Following the plane's departure from Tashkent on the previous flight segment, one of its inertial navigation units (INUs) had partially failed, providing erroneous roll data to the captain's attitude director indicator (ADI or artificial horizon). The first officer's ADI and a backup ADI were correct, a comparator alarm called attention to the discrepancy, and in daylight the erroneous indication was easily identified. The ADI's input selector was switched to the other INU and the correct indications returned.
At Stansted, the engineers who attempted to repair the ADI did not have the correct Fault Isolation Manual available and did not think of replacing the INU. One of them identified and repaired a damaged connecting plug on the ADI. When the ADI responded correctly to its "Test" button, they believed the fault had been corrected, although this button only tested the ADI and not the INU. The ADI's input selector was left in the normal position.
The flight crew consisted of 57-year-old Captain Park Duk-kyu (Hangul: 박득규, Hanja: 朴得圭, RR: Bak Deuk-gyu, M-R: Pak Tŭkkyu), 33-year-old First Officer Yoon Ki-sik (Hangul: 윤기식, Hanja: 尹基植, RR: Yun Gi-sik, M-R: Yun Kishik), 38-year-old Flight Engineer Park Hoon-kyu (Hangul: 박훈규, Hanja: 朴薰圭, RR: Bak Hun-gyu, M-R: Pak Hun'gyu), and 45-year-old maintenance mechanic Kim Il-suk (Hangul: 김일석, Hanja: 金日奭, RR: Gim Il-seok, M-R: Kim Ilsŏk). The captain was a former Colonel (Korean: Daeryeong) and pilot in the Republic of Korea Air Force and a highly experienced airman, with a total of 13,490 flying hours – 8,495 of which were accumulated flying Boeing 747s. The first officer, in contrast, was relatively inexperienced with just 195 hours of flying experience on the 747 and a total of 1,406 flight hours. The flight engineer, like the captain, had a lot of experience flying 747s – 4,511 out of his 8,301 total flight hours were accrued in them.

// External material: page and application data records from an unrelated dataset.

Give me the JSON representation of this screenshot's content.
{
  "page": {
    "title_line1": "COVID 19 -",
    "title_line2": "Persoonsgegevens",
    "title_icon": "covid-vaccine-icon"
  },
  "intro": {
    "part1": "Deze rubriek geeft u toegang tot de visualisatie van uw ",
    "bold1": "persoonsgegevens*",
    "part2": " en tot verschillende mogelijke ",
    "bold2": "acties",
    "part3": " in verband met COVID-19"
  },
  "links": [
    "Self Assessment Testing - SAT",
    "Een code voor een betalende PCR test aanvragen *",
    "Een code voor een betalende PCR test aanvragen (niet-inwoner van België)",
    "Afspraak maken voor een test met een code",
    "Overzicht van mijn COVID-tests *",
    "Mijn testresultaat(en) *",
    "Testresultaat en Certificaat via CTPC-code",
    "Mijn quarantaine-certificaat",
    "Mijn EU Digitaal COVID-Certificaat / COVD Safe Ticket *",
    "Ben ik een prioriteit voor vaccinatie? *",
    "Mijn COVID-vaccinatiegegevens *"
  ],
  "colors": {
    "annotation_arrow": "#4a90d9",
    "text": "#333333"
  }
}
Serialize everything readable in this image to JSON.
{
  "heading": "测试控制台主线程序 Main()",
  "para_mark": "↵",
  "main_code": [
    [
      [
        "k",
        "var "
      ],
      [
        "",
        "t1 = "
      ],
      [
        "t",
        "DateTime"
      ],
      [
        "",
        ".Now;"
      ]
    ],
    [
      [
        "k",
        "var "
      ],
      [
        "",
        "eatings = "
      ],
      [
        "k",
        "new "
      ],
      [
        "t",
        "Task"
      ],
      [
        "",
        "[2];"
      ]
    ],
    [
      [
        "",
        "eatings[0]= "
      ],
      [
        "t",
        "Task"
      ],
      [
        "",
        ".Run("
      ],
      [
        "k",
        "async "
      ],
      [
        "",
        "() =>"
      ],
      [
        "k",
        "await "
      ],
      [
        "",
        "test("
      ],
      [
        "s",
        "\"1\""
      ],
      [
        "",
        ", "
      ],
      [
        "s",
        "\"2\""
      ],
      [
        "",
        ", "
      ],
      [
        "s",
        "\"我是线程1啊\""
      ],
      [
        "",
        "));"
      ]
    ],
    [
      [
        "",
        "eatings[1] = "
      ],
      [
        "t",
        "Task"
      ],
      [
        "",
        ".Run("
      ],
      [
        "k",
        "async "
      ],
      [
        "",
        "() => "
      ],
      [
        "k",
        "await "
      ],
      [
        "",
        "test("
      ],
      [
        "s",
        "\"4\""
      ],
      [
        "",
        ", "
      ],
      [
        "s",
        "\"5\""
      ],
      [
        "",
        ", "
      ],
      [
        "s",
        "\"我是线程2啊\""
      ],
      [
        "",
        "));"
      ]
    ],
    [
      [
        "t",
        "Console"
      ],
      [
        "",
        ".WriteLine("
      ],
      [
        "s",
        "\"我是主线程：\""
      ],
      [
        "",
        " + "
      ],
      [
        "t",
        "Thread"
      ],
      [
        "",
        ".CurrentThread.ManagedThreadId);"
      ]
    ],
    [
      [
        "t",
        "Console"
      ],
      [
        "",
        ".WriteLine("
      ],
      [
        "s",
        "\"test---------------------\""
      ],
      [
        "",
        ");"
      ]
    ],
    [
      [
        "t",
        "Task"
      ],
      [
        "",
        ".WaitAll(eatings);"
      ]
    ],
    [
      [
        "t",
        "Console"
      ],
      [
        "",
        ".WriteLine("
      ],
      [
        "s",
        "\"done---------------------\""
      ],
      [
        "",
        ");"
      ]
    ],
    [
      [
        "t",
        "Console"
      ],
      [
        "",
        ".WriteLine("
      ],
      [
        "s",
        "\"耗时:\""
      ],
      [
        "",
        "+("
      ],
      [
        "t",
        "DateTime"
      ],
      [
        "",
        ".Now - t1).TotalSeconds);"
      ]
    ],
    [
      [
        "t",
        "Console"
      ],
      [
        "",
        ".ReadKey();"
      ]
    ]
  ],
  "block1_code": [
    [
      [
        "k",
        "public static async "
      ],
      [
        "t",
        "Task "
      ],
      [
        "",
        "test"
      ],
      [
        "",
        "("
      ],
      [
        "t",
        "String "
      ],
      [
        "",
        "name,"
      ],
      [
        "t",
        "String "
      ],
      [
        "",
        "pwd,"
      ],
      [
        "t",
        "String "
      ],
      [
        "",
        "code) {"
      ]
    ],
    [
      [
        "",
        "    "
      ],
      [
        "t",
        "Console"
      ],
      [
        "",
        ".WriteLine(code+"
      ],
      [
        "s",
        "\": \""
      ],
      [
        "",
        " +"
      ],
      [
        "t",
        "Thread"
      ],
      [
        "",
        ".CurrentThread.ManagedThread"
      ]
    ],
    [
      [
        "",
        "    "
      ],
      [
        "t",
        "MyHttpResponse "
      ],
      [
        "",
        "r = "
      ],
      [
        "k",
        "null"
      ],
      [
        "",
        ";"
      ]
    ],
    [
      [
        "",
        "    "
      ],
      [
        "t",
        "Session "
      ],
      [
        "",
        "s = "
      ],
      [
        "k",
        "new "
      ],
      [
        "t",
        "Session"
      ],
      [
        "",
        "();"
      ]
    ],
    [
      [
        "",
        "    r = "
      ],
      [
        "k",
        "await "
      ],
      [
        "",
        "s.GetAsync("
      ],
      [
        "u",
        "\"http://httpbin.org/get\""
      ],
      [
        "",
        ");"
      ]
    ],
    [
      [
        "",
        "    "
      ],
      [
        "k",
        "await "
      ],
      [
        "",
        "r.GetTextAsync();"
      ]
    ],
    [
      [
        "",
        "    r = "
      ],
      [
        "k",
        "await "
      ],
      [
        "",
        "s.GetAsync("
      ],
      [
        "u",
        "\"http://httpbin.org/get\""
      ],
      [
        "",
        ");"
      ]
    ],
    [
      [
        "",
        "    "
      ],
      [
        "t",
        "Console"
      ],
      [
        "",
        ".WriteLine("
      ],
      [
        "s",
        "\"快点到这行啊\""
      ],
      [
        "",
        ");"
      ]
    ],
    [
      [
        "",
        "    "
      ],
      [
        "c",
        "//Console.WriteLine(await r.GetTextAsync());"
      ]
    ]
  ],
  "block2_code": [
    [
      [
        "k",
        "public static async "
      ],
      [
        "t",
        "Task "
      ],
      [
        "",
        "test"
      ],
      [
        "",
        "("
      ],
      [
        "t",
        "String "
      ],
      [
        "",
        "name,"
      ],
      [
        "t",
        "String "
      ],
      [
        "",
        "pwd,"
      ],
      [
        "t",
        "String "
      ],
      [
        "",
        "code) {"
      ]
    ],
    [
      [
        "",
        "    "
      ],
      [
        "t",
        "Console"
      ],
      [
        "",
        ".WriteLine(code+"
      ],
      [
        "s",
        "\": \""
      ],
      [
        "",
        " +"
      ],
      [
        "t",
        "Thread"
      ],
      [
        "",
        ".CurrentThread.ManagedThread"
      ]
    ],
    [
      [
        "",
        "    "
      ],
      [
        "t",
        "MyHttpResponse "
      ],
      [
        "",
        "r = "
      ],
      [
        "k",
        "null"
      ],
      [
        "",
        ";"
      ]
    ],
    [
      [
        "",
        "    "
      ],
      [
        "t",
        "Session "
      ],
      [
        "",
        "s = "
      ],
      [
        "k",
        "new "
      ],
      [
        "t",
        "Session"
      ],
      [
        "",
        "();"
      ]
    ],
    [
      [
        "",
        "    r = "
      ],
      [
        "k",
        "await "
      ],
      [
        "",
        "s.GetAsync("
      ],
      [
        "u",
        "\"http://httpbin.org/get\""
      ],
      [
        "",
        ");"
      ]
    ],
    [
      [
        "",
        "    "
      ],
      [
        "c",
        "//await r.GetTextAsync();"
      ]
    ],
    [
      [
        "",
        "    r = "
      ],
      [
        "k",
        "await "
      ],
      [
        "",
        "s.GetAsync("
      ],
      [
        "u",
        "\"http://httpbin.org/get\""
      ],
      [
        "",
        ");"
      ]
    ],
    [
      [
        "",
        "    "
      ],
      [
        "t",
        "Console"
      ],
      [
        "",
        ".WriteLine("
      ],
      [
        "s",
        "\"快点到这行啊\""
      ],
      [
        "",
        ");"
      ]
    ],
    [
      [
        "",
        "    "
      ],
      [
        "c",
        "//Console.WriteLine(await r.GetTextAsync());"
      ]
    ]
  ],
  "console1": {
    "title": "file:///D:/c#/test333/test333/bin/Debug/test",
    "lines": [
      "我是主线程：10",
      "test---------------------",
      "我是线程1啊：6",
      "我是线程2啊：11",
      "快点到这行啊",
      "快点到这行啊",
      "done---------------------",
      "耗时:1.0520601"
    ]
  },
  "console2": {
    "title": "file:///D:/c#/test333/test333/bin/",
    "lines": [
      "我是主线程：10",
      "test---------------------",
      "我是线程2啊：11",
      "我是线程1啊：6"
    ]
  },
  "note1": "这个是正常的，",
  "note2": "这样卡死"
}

It was dark when the plane took off from London Stansted Airport, with the captain flying. When the captain tried to bank the plane to turn left, his ADI showed it not banking and the comparator alarm sounded repeatedly. The first officer, whose instrument would have shown the true angle of bank, said nothing, although the flight engineer called out "bank". The captain made no response and continued banking farther and farther left. At 18:38, 55 seconds after take-off, Flight 8509's wing dragged along the ground, then the aircraft plunged into the ground at a speed of between 250 and 300 knots, in a 40° pitch down and 90° left bank attitude. The aircraft exploded on impact.
After the investigation, the United Kingdom's Air Accidents Investigation Branch issued recommendations to Korean Air to revise its training program and company culture, to promote a more free atmosphere between the captain and the first officer. Korean Air has not had a single fatal crash since this accident in 1999.